I come from a family of educators in the Dominican Republic. We didn’t leave children behind. The methodology prevents that from happening. It takes the development of the child into account. Our system is broken, but it can be fixed.
5) What is the organizational structure of your campaign, fund raising capability, etc.?
I decided not to ask for money from any large organization that could profit from the schools. The contributions of individual people using their feet and voices to help are worth a lot of money. I wanted to keep it grassroots. I’ve asked for small contributions. The Lord will provide. When we had about $0, $500 came in.
6) Which of the Founding Fathers do you most admire?
George Washington. He was so tempered even though he was described as being a hothead in his youth. He took himself out of the conversation of where the country should go. He was God fearing and passionate, but held back his opinion.
For “true deeds,” I admire both John Adams (very passionate about the Lord) and George Washington.
For eloquence, I admire Thomas Jefferson. I admire Patrick Henry for passion. Abigail Adams is my favorite Founding Mother.
7) Margaret Thatcher once said, “Consensus is a lack of leadership.” Do you agree?
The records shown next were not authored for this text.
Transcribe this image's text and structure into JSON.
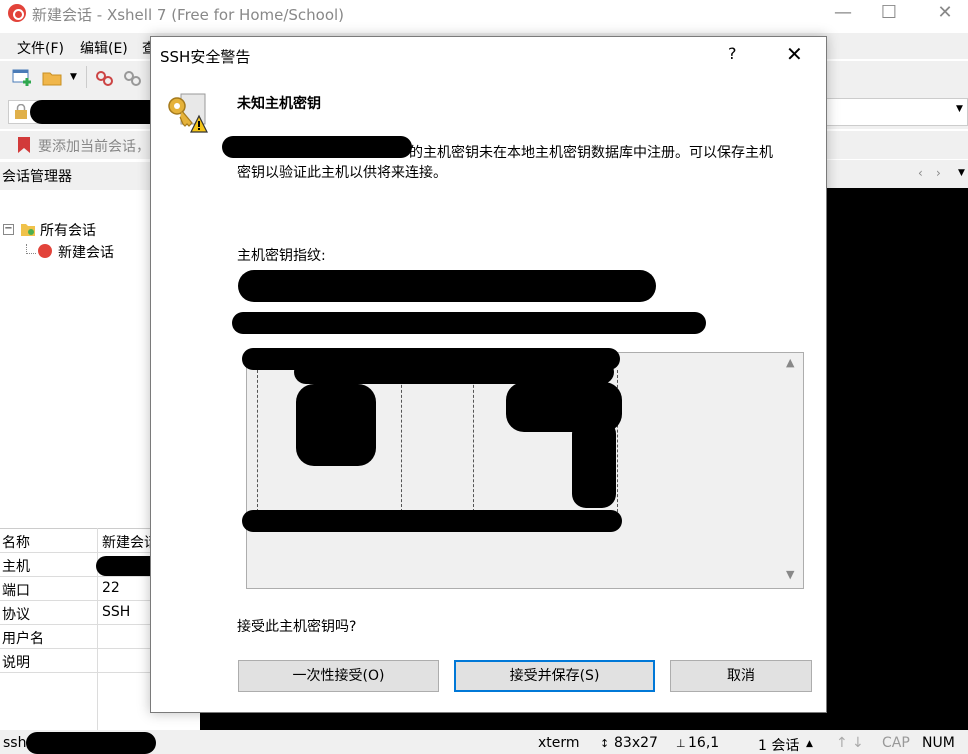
{
  "window": {
    "title": "新建会话 - Xshell 7 (Free for Home/School)",
    "minimize": "—",
    "maximize": "☐",
    "close": "✕"
  },
  "menu": {
    "file": "文件(F)",
    "edit": "编辑(E)",
    "view_partial": "查"
  },
  "hint_bar": {
    "text": "要添加当前会话，"
  },
  "session_manager": {
    "title": "会话管理器",
    "tree": {
      "root": "所有会话",
      "child": "新建会话"
    }
  },
  "properties": [
    {
      "key": "名称",
      "value": "新建会话"
    },
    {
      "key": "主机",
      "value": ""
    },
    {
      "key": "端口",
      "value": "22"
    },
    {
      "key": "协议",
      "value": "SSH"
    },
    {
      "key": "用户名",
      "value": ""
    },
    {
      "key": "说明",
      "value": ""
    }
  ],
  "status_bar": {
    "prefix": "ssh:",
    "term": "xterm",
    "size": "83x27",
    "cursor": "16,1",
    "sessions": "1 会话",
    "cap": "CAP",
    "num": "NUM"
  },
  "dialog": {
    "title": "SSH安全警告",
    "help": "?",
    "close": "✕",
    "heading": "未知主机密钥",
    "message_line1": "的主机密钥未在本地主机密钥数据库中注册。可以保存主机",
    "message_line2": "密钥以验证此主机以供将来连接。",
    "fingerprint_label": "主机密钥指纹:",
    "question": "接受此主机密钥吗?",
    "buttons": {
      "once": "一次性接受(O)",
      "save": "接受并保存(S)",
      "cancel": "取消"
    }
  }
}
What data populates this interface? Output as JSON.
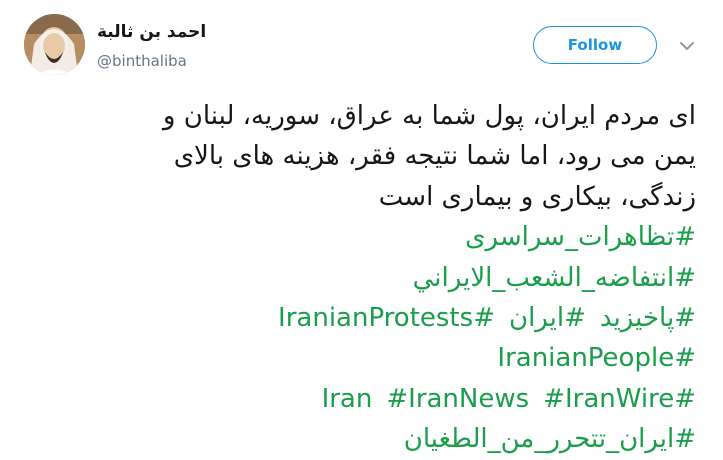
{
  "user": {
    "name": "احمد بن ثالبة",
    "handle": "@binthaliba"
  },
  "actions": {
    "follow_label": "Follow",
    "more_icon": "chevron-down-icon"
  },
  "tweet": {
    "text_lines": [
      "ای مردم ایران، پول شما به عراق، سوریه، لبنان و",
      "یمن می رود، اما شما نتیجه فقر، هزینه های بالای",
      "زندگی، بیکاری و بیماری است"
    ],
    "hashtags": {
      "line1": [
        "#تظاهرات_سراسری"
      ],
      "line2": [
        "#انتفاضه_الشعب_الايراني"
      ],
      "line3": [
        "#پاخیزید",
        "#ایران",
        "#IranianProtests"
      ],
      "line4": [
        "#IranianPeople"
      ],
      "line5": [
        "#Iran",
        "#IranNews",
        "#IranWire"
      ],
      "line6": [
        "#ایران_تتحرر_من_الطغيان"
      ]
    }
  },
  "colors": {
    "hashtag": "#1b9e4b",
    "follow_accent": "#1b95e0",
    "text": "#14171a",
    "muted": "#657786"
  }
}
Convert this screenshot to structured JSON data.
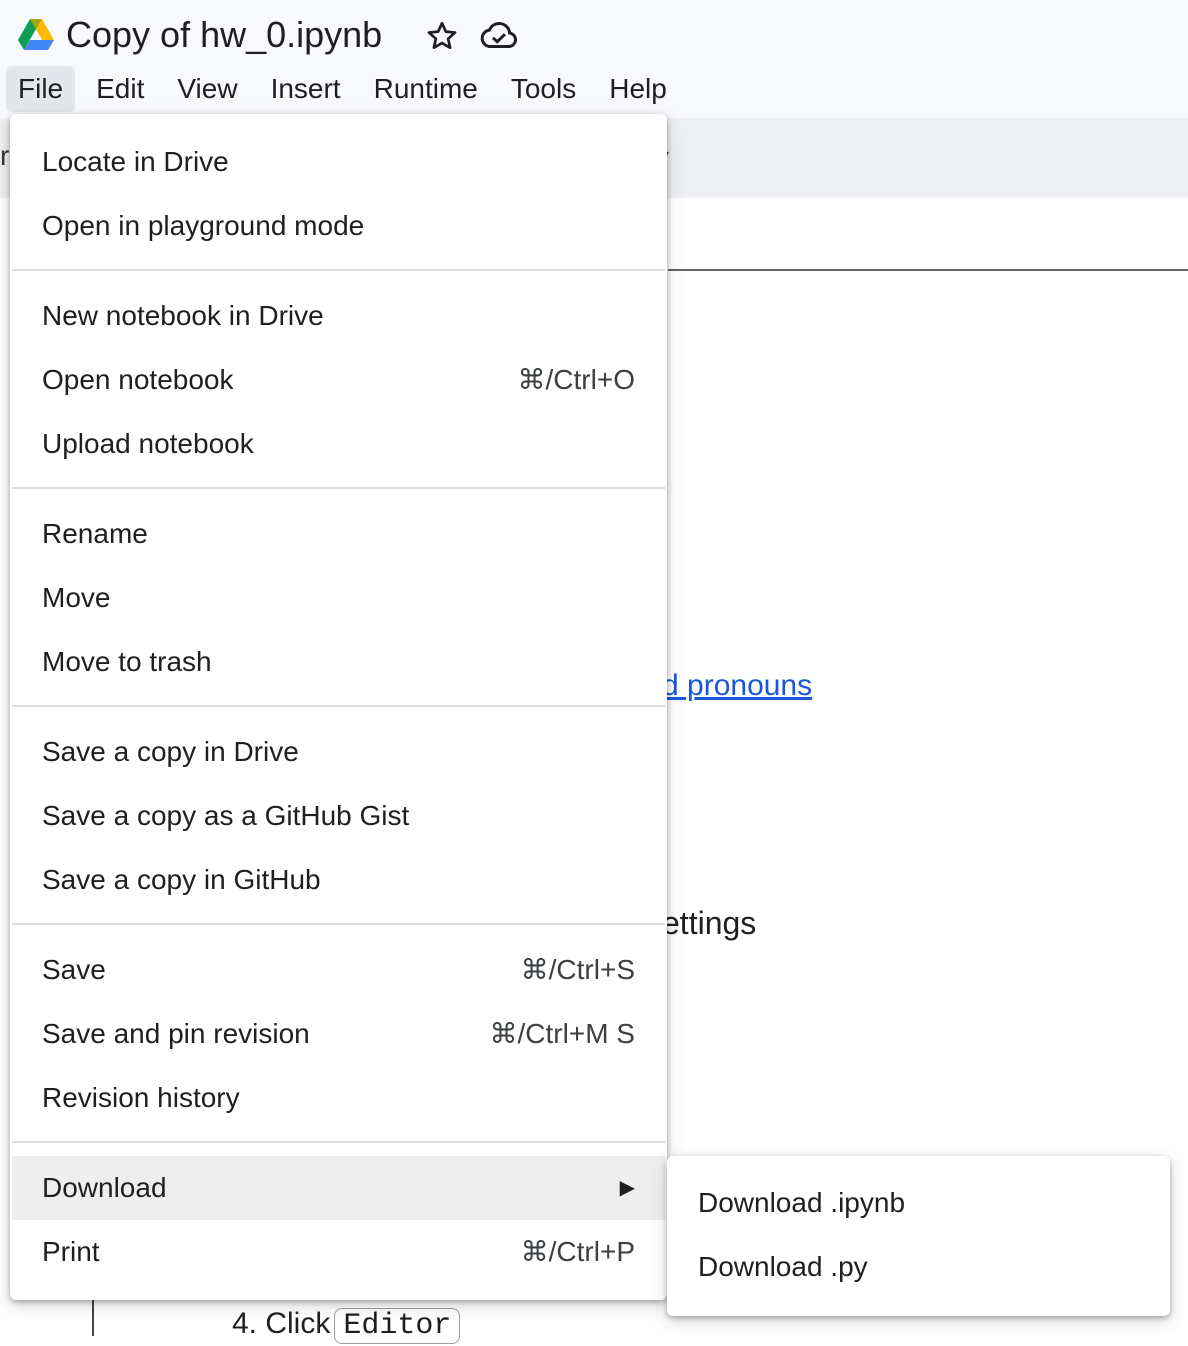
{
  "header": {
    "title": "Copy of hw_0.ipynb"
  },
  "menubar": {
    "items": [
      {
        "label": "File",
        "active": true
      },
      {
        "label": "Edit"
      },
      {
        "label": "View"
      },
      {
        "label": "Insert"
      },
      {
        "label": "Runtime"
      },
      {
        "label": "Tools"
      },
      {
        "label": "Help"
      }
    ]
  },
  "file_menu": {
    "items": [
      {
        "label": "Locate in Drive",
        "shortcut": ""
      },
      {
        "label": "Open in playground mode",
        "shortcut": ""
      },
      {
        "label": "New notebook in Drive",
        "shortcut": ""
      },
      {
        "label": "Open notebook",
        "shortcut": "⌘/Ctrl+O"
      },
      {
        "label": "Upload notebook",
        "shortcut": ""
      },
      {
        "label": "Rename",
        "shortcut": ""
      },
      {
        "label": "Move",
        "shortcut": ""
      },
      {
        "label": "Move to trash",
        "shortcut": ""
      },
      {
        "label": "Save a copy in Drive",
        "shortcut": ""
      },
      {
        "label": "Save a copy as a GitHub Gist",
        "shortcut": ""
      },
      {
        "label": "Save a copy in GitHub",
        "shortcut": ""
      },
      {
        "label": "Save",
        "shortcut": "⌘/Ctrl+S"
      },
      {
        "label": "Save and pin revision",
        "shortcut": "⌘/Ctrl+M S"
      },
      {
        "label": "Revision history",
        "shortcut": ""
      },
      {
        "label": "Download",
        "shortcut": "",
        "submenu_arrow": "▶",
        "highlighted": true
      },
      {
        "label": "Print",
        "shortcut": "⌘/Ctrl+P"
      }
    ]
  },
  "download_submenu": {
    "items": [
      {
        "label": "Download .ipynb"
      },
      {
        "label": "Download .py"
      }
    ]
  },
  "background": {
    "link_fragment": "d pronouns",
    "text_fragment": "ettings",
    "step_prefix": "4. Click",
    "step_code": "Editor",
    "left_glyph": "r",
    "toolbar_caret": "▾"
  },
  "colors": {
    "header_bg": "#f8f9fd",
    "link": "#1a56d6",
    "highlight": "#eeeeee",
    "menu_active": "#e3e6ea"
  },
  "icons": [
    "google-drive-logo",
    "star-icon",
    "cloud-saved-icon",
    "chevron-right-icon"
  ]
}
Why or why not?
I don’t know the context in which she said it, but if you’re looking at polls and are overly concerned about whether we all agree, you’re not going to do what’s right. You’re not going to be an agent of change. The truth is the truth. If I get the job, I’ll have all sorts of arrows coming at me.
8) Which President do you most admire? Why?
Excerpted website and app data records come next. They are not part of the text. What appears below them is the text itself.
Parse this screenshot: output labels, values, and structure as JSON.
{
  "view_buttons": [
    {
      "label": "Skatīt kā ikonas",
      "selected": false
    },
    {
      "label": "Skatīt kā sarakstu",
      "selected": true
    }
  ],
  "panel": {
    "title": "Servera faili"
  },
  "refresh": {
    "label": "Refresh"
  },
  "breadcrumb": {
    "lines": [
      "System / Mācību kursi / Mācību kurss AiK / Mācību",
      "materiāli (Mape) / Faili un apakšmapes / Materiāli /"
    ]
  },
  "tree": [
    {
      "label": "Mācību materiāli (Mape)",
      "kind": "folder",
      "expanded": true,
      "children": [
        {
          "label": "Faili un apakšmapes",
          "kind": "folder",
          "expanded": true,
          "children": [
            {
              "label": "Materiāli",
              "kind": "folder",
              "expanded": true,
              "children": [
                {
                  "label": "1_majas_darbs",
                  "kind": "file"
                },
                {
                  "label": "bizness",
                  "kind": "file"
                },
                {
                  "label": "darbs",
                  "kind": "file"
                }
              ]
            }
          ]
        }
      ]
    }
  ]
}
Ronald Reagan after George Washington.
Because he was cradled in faith. He rose from a lowly, humble start. He knew he had been ordained to be an American leader. He did not let go of his goals and ideas.
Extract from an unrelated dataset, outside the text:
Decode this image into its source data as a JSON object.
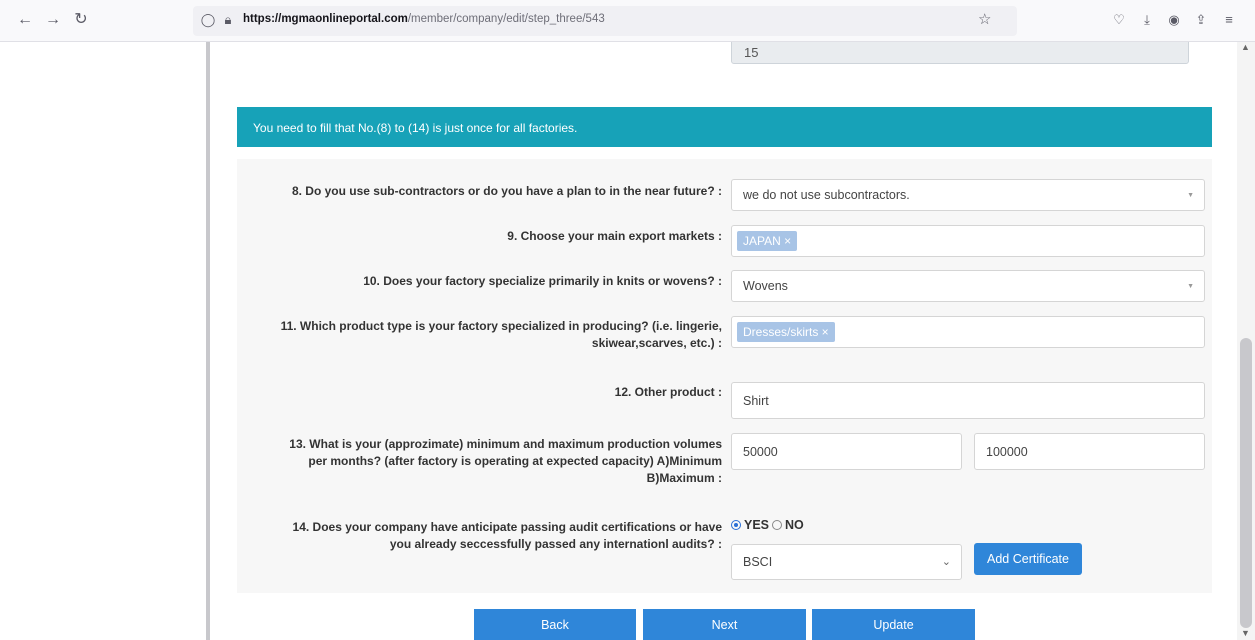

9) Do you believe the Founding Fathers intended the Constitution to be:
a. An evolving document whose meaning changes with time?
b. permanent set of rules to limit the power of the federal government?
Unnumbered question) Discuss an ethical dilemma you faced. What happened?
I don’t think we have a problem with ethical dilemmas in our practice. Those sorts of things are easy decisions.
Do I pay myself, or do I take care of all my employees first? Not a tough decision.
An employee gets sick. Do I pitch a temper tantrum, or do I answer the phone or start taking vital signs? Again, not a tough decision.
10) Where do individual rights come from?
11) What do you know about Common Core? What is your position on it and why?
It’s developmentally inappropriate, unsound education that hard wires a child the wrong way. The fellow who wrote it has no educational experience, but made lots of money on it. We need to get rid of it ASAP. It’s a failure of natural law.
12) What is your opinion on gun ownership, registration, and gun free zones?
If I had my way, I’d make sure we had several concealed weapons people in every school.
The 2nd Amendment is meant to protect ourselves from the government, too.
13) What does the phrase “Separation of Church and State” mean to you?
Government can’t impose a religion on you. You’re free to worship as you please.
14) If elected, what would be your number one priority item during your term in office?
Remove Common Core. Replace it with classical education which is a logical way of educating, and the child ends up a thinker.
Also, push the legislature to cut federal ties that bind us. The federal government contributes a small amount of money (10%) which comes with huge strings that bind us. It provides 10% of the money and about 100% of the policy. I’m sure there will be those that announce that North Carolina will come to an end if we lose that funding, but the red tape and interference are counter to being able to educate children well.
If we can get rid of the federal government from education, I think we could make delivering education cheaper within 1 year.